Like all Open Telekom Cloud services, reserved packages can be ordered from the eShop or via direct sales.
No. Reserved Packages are not renewed automatically. If you do not place a follow-up order and continue to use the resources after the contract term has expired, the resources are billed in accordance with the pay-as-you-use model.
The reserved packages are tied to a specific type of flavor. While you can use several different flavors at the same time, this also means that the available quota will be exhausted more quickly. You can also opt for larger flavors, but this must be coordinated with customer support.
Using the basic functions of Cloud Eye (CES) and Price Online Display (POD), financial managers can gain easily understandable insights into usage and budget consumption for cloud usage. Quotas can be used to set a cost limit. Cloud Trace (CTS) serves as a monitoring tool and provides an overview of who has accessed which resources and when. Comprehensive information on resource usage and a detailed cost overview is provided by the Financial Dashboard (FD) and the Enterprise Dashboard (ED).
The Financial Dashboard (FD) is available to every user free of charge via MyWorkplace and provides an overview of the used services and the costs of the last three months. The Tag Management Service (TMS) allows a more specific allocation of costs to specific business units or areas of use.

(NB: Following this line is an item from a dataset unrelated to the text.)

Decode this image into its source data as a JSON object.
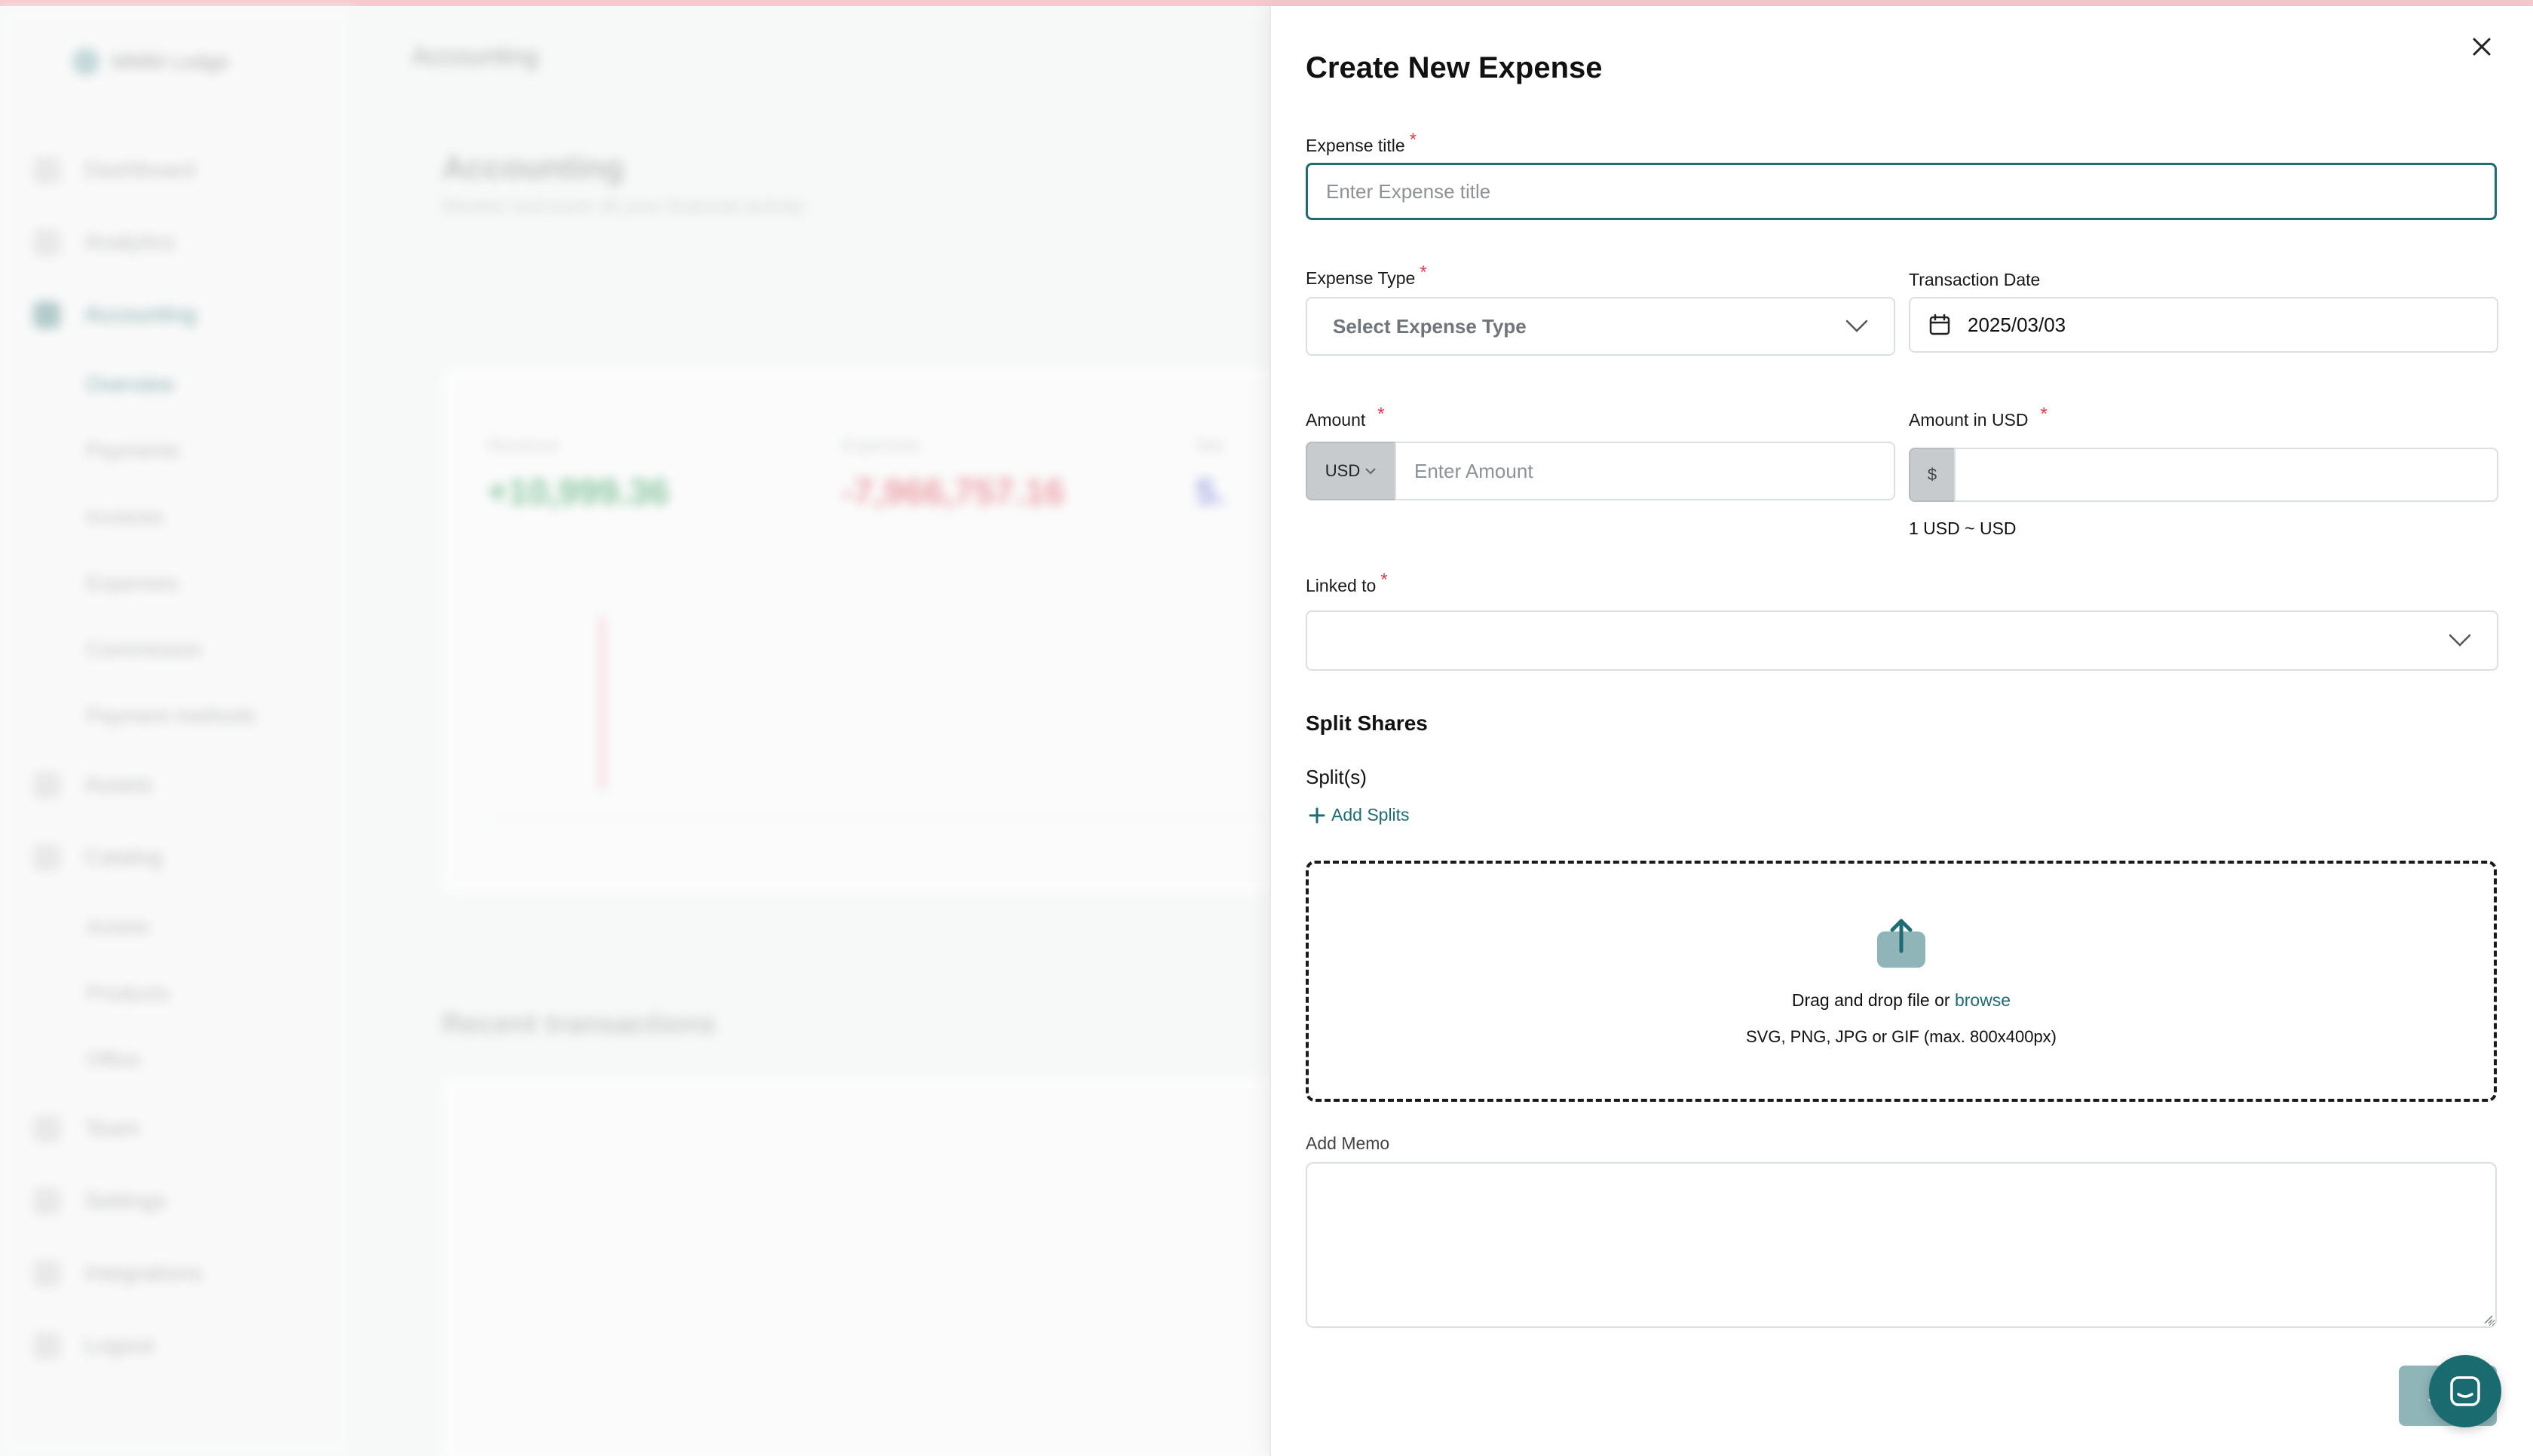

The Enterprise Dashboard (ED) offers extended functionalities and an unlimited evaluation period. It enables the definition and monitoring of Key Performance Indicators (KPIs) and, in addition to granular user management, warning functions and API access to functions and data. It must be ordered in advance via email@example.com and can be accessed here. More detailed information regarding the ED can be found in the user guide.
Tags are used to mark and identify individual resources in the Open Telekom Cloud with the help of the Tag Management Service (TMS). Up to 10 of these tags can be assigned to nearly all services, enabling you to allocate resources internally. The tags can also be displayed in the Financial Dashboard (FD) as well as in the Enterprise Dashboard (ED), which allow you to both identify the used resources and assign them to internal cost centers, for example.
Visit our support page to find videos, screencasts and tutorials with detailed and informative descriptions of the functions of the Open Telekom Cloud. Helpful user guides and technical specifications for all services can be found in the Help Center. Another great source of information is our content in the Open Telekom Cloud Community like the blog.
We are happy to support you and respond to your specific requirements and questions. Cloud architects, IT specialists and service delivery managers are available for this purpose. You can find out more about our expert support and Enterprise Agreements here.
We offer training courses for individual users and teams. Split into four modules, the course can be held online or directly on site and offers practical insights into the Open Telekom Cloud. Participants can be certified after completing the training course.